Instructions for Applicants
The following must be received by our March 2014 deadline:
- Online application
- Cover letter
- Three references
- $10 (USD/CAD) administrative fee for non-NASCO members
Mail: attn: Internship Network Coordinator
P.O. Box 180048
Chicago, IL 60618
Payment can be mailed to NASCO or paid online .
Tips on Preparing Your Internship Application
The most important thing to keep in mind when preparing your application for internships is to make it look professional and to include all information relevant to the particular placement.
Although the application form is quite detailed, it is very impersonal. Your résumé and cover letter are your chance to convince the host organization(s) that you are the right person for their internship.
Include a good cover letter that makes an enthusiastic introduction for yourself and highlights your related skills and your employment goals. A good cover letter will make the difference between whether you are considered for a telephone interview and/or a job. Great cover letters convey what you can bring to an organization, connect past experience with future work in the position, and lay out what distinguishes you as a potential intern. Discussion of how this position fits into your overall career goals, your involvement with the cooperative movement (see below), and what you hope to gain from the internship are all helpful in writing an outstanding cover letter. Try to be concise (one page is usually sufficient) and incorporate strong action verbs into your writing. Make sure your final cover letter and résumé are free of spelling and grammar errors!
Evidence of Involvement with a Cooperative
Include your involvement with your co-op as experience on your résumé and in your cover letter. You should include positions that you have held (i.e. House Manager, Maintenance Coordinator, board member etc.) and include a brief description of your responsibilities.

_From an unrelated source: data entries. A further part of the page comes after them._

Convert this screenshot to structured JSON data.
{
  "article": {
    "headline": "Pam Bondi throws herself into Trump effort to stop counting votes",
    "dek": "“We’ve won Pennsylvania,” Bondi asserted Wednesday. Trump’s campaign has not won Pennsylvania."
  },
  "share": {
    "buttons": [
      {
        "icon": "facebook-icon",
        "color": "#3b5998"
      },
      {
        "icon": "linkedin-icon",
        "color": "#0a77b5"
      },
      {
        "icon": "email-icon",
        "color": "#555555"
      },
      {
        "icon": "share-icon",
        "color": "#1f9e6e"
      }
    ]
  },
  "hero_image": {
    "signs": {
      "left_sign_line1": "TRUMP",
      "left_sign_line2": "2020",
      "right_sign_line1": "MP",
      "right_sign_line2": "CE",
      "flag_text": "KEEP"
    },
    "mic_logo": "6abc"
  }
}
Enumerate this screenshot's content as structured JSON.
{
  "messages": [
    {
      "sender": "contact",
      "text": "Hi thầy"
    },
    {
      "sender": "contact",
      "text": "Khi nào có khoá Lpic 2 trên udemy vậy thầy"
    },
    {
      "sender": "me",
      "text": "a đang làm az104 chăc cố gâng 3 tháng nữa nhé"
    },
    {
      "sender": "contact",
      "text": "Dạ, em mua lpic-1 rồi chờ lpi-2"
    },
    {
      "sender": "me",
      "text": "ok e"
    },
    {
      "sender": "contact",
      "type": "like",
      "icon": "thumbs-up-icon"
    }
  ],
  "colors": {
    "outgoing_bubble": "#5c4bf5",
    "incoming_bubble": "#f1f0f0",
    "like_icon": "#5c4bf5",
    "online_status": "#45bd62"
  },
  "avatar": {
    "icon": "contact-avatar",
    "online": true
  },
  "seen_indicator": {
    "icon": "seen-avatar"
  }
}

- Treasurer: Paid monthly bills. Monitored house's cash flow. Prepared yearly budget. Collected rent from members. Maintained member accounts.
- Kitchen Manager: Prepared weekly menus for 20-person house. Monitored and maintained food and supply inventory. Prepared shopping and ordering lists. Budgeted for kitchen expenses.
- House Education Officer: Planned social and educational events for house. Served on corporate Education committee to plan co-op wide events, edited monthly newsletter.
- Board Member: Elected as a director for 500 members, $7 million cooperative organization. Made policy decisions concerning personnel, finances, and maintenance. Served on long-range planning committee.
Also include any skills that you utilized in your co-op. Some skills that cooperative employers seek:
- Financial Skills: basic bookkeeping and accounting skills, ability to read a financial statemenst, ability to develop and follow budgets, ability to reconcile bank statements, experience as a house or corporate treasurer.
- Leadership Abilities: elected positions such as president, treasurer, etc.; supervision of others and ability to delegate responsibilities.
- Writing and Layout Skills: copy editing, desktop publishing; graphic design, newsletter or newspaper or member's manual editor.
- Member Education: development of member orientations, officer training manuals and events, board of directors training, prospective member promotion, co-op and community relations.
- Development Experience: an understanding of project financing, real estate feasibility projections, and loan applications.
- Collective Decision Making Experience: experience as a member of a worker collective or other democratically managed organization; participation in house, board, committee, or other meetings; experience using consensus decision making and/or conflict resolution; facilitation skills; teambuilding activities.
- Volunteer Experience: experience as a volunteer for organizations such as crises centers, suicide hotlines, emergency shelters, schools, tutoring programs, childcare centers, hospitals, local food co-ops or buying clubs, etc. show a commitment to your community and a high level of responsibility.
- Time Management: experience working under a deadline, developing and executing projects.
- Computer Experience: computer skills and use, programming skills.
Specific Job Experience and Employment Goals
Be specific about the skills you have and the skill you wish to acquire. If you do not have a lot of experience in an area but would like a job in that area, you must convince the potential employer that you are capable and willing to learn the job. You might want to explain your motivations for gaining experience in this new area and mention skills that you want to gain or further develop. It is also helpful to explain in the cover letter how the internship fits into your immediate and long-term career goals.
There are many resources available to help you prepare a high quality résumé and cover letter. The first place you should check out is your campus career center. Often the center will have books with different samples of résumés and cover letters, and some will have counselors to offer you suggestions for improvements. Another good place to look is online; a search for "resume" or "cover letter" will produce many hits.
Formatting Your Application
There are many websites that have sample templates for cover letters and résumés. Stick with simple, "clean" formats that are easy to read. Keep in mind that your application package will be photocopied and scanned, so black/white schemes are best. Resumes should be kept to one page, single-sided.
NASCO will copy and scan hard copies (mail and fax). If you are submitting hard copies, please print single-sided, use regular white copy paper, and do not staple any part of your application. If you are submitting electronically, PDF files ensure that no formatting is lost.